“Electric vehicles produce practically no noise and No-Fly zones can be avoided by starting off with fixed routes at fixed schedules so that there is practically no need for air traffic control. If such air shuttles fly at maximum 1,500 feet, away from major airports, they propose no danger to scheduled air carriers flying at 30,000 to 40,000 feet,” said Matzig.
‘Every Great Journey Begins with One Small Humble Step’
SkyShuttle is a “pure learning” vehicle for JetSetGo to assess the infrastructure and regulatory requirements over the next three to four years, understand the needs of the government, create right value proposition for the customers, before graduating to the futuristic VTOLs.
“No one gets us Indians better than us Indians!,” its SkyShuttle presentation said.
Over a month since its launch, Tekriwal found that a lot of people were paranoid about the noise or scared of small planes and that it would take time for people to learn to pay a premium for the service. As a result, load factors are low (Skift understands below 50 per cent) but she declined to confirm saying, “We have not done exact data on it as it’s only been a few weeks.”
But a reduction in fares shows just how challenging it is. Prices are now 20 percent lower than at launch, Rs 20,000 ($276) to Rs 40,000 one-way for the jet service and Rs 17,000 to Rs 25,000 one-way for the heli shuttle. The fares are far from JetSetGo’s ideal of Rs 50,000 to Rs 70,000, Tekriwal said, but added the company is willing to subsidize the venture for the learnings it would bring.

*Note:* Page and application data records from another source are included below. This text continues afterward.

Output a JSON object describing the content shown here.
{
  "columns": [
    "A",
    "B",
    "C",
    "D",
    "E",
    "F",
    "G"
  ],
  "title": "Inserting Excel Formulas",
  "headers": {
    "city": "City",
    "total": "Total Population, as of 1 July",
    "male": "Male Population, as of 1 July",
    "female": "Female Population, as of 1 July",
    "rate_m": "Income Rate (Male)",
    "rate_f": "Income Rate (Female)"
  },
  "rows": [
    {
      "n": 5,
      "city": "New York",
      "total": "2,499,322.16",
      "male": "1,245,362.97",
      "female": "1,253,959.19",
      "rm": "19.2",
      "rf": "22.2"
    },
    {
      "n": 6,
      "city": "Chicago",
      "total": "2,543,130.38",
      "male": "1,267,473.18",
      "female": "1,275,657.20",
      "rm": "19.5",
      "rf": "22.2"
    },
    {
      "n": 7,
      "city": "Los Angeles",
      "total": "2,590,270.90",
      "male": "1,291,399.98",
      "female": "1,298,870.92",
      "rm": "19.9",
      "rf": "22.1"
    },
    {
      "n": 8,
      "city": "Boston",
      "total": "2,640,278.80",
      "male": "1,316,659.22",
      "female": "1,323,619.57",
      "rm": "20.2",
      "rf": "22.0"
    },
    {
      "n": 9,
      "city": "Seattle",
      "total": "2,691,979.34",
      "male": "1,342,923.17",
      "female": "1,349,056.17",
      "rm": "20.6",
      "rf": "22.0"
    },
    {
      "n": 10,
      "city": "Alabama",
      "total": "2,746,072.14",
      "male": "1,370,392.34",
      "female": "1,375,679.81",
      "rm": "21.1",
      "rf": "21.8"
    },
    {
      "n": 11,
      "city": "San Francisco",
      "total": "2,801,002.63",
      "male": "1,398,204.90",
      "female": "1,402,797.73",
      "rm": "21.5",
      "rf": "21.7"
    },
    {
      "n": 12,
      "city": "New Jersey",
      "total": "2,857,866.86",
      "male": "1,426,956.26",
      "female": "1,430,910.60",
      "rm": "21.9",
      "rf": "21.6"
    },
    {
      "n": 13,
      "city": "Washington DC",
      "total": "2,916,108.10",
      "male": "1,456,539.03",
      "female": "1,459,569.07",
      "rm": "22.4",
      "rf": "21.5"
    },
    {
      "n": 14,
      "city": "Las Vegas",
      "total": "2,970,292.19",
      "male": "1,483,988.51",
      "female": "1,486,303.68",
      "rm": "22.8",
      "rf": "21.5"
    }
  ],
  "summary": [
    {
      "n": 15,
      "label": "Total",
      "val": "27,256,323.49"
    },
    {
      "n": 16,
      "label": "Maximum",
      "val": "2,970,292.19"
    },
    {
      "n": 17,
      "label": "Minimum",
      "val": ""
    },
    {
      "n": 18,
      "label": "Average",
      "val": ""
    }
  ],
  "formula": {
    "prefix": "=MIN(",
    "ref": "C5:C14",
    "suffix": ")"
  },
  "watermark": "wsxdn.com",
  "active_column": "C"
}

“For any new product as radical as this, it will take time to settle in, for people to get use to the product and understand the benefits. Once demand increases, we hope to yield up fares,” she said.
Already, 60 percent of customers to-date are new to jets and helicopters, while 30 percent are existing JetSetGo clients. The shuttles are predominantly (80 per cent) used by business travelers, she added.
Though loads are low currently, JetSetGo is still sticking to its target of launching one new route per month. “We’re beginning to map the air and road fronts, analyzing which services make sense and will change the way consumers travel,” Tekriwal said.
Not bad for a company that started with only the intention of aggregating private jets and creating an online marketplace matching planes to people. As business increased, there were loopholes, such as delays in planes turning up or outright cancellations. So Tekriwal turned to managing the aircrafts and their utilization for owners, earning a fee for the former service and a cut from the latter — not to mention gaining a complete control over service.
Having earned the trust of clients, the company went on to provide end-to-end services for them. For corporates, this could be mapping out an entire solution, for example, a single day factory visit from New Delhi to Kurnool by private jet and Kurnool to factor by helicopter.
Leisure-wise, luxury clients have also entrusted their expensive holidays to JetSetGo, which puts together the best hotels, experiences and private landings whether in India or other countries.
JetSetGo claimed it achieved 2,955 aircraft movements in the financial year ending March 31, 2018. The company’s investors include Puneet Dalmia, managing director of Dalmia Bharat, an industrialist in India dealing with cement, sugar, refractories, and power manufacturing, as well as India’s cricketer Yuvraj Singh, who founded the investment firm YouWeCan Ventures.
Photo credit: Kanika Tekriwal, founder of JetSetGo, launches SkyShuttle for “pure learnings” of what to do in future